Wan ES, Goldstein RL, Fan VS, et al. Telomere length in COPD: Relationships with physical activity, exercise capacity, and acute exacerbations. PLoS ONE. 2019;14(10):e0223891.
Wan, E. S., Goldstein, R. L., Fan, V. S., Nguyen, H. Q., Hart, J. E., Garshick, E., ... Moy, M. L. (2019). Telomere length in COPD: Relationships with physical activity, exercise capacity, and acute exacerbations. PloS One, 14(10), pp. e0223891. doi:10.1371/journal.pone.0223891.
Wan ES, et al. Telomere Length in COPD: Relationships With Physical Activity, Exercise Capacity, and Acute Exacerbations. PLoS ONE. 2019;14(10):e0223891. PubMed PMID: 31622416.
* Article titles in AMA citation format should be in sentence-case

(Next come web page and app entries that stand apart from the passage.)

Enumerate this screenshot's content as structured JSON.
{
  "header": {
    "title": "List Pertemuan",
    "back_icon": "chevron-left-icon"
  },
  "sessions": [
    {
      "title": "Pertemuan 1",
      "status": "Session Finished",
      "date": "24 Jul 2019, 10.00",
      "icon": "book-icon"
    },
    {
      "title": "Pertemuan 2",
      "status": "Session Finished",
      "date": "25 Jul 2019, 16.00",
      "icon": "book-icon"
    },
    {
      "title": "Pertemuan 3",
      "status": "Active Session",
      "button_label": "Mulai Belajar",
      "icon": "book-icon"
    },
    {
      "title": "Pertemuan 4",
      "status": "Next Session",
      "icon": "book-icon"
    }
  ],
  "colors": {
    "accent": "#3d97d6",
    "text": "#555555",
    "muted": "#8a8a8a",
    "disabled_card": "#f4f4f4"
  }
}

TY - JOUR T1 - Telomere length in COPD: Relationships with physical activity, exercise capacity, and acute exacerbations. AU - Wan,Emily S, AU - Goldstein,Rebekah L, AU - Fan,Vincent S, AU - Nguyen,Huong Q, AU - Hart,Jaime E, AU - Garshick,Eric, AU - Orr,Esther H, AU - DeVivo,Immaculata, AU - Moy,Marilyn L, Y1 - 2019/10/17/ PY - 2019/05/18/received PY - 2019/09/10/accepted PY - 2019/10/18/entrez PY - 2019/10/18/pubmed PY - 2019/10/18/medline SP - e0223891 EP - e0223891 JF - PloS one JO - PLoS ONE VL - 14 IS - 10 N2 - RATIONALE: Shorter leukocyte telomere length (LTL) is associated with reduced health-related quality of life and increased risk for acute exacerbations (AEs) and mortality in chronic obstructive pulmonary disease (COPD). Increased physical activity and exercise capacity are associated with reduced risk for AEs and death. However, the relationships between LTL and physical activity, exercise capacity, and AEs in COPD are unknown. METHODS: Data from 3 COPD cohorts were examined: Cohort 1 (n = 112, physical activity intervention trial), Cohorts 2 and 3 (n = 182 and 294, respectively, separate observational studies). Subjects completed a 6-minute walk test (6MWT) and provided blood for LTL assessment using real-time PCR. Physical activity was measured as average daily step count using an accelerometer or pedometer. Number of self-reported AEs was available for 1) the year prior to enrollment (Cohorts 1 and 3) and 2) prospectively after enrollment (all cohorts). Multivariate models examined associations between LTL and average daily step count, 6MWT distance, and AEs. RESULTS: A significant association between longer LTL and increased 6MWT distance was observed in the three combined cohorts (β = 3x10-5, p = 0.045). No association between LTL and average daily step count was observed. Shorter LTL was associated with an increased number of AEs in the year prior to enrollment (Cohorts 1 and 3 combined, β = -1.93, p = 0.04) and with prospective AEs (Cohort 3, β = -1.3388, p = 0.0003). CONCLUSIONS: Among COPD patients, increased LTL is associated with higher exercise capacity, but not physical activity. Shorter LTL was associated with AEs in a subgroup of cohorts. SN - 1932-6203 UR - https://www.unboundmedicine.com/medline/citation/31622416/Telomere_length_in_COPD:_Relationships_with_physical_activity,_exercise_capacity,_and_acute_exacerbations L2 - http://dx.plos.org/10.1371/journal.pone.0223891 DB - PRIME DP - Unbound Medicine ER -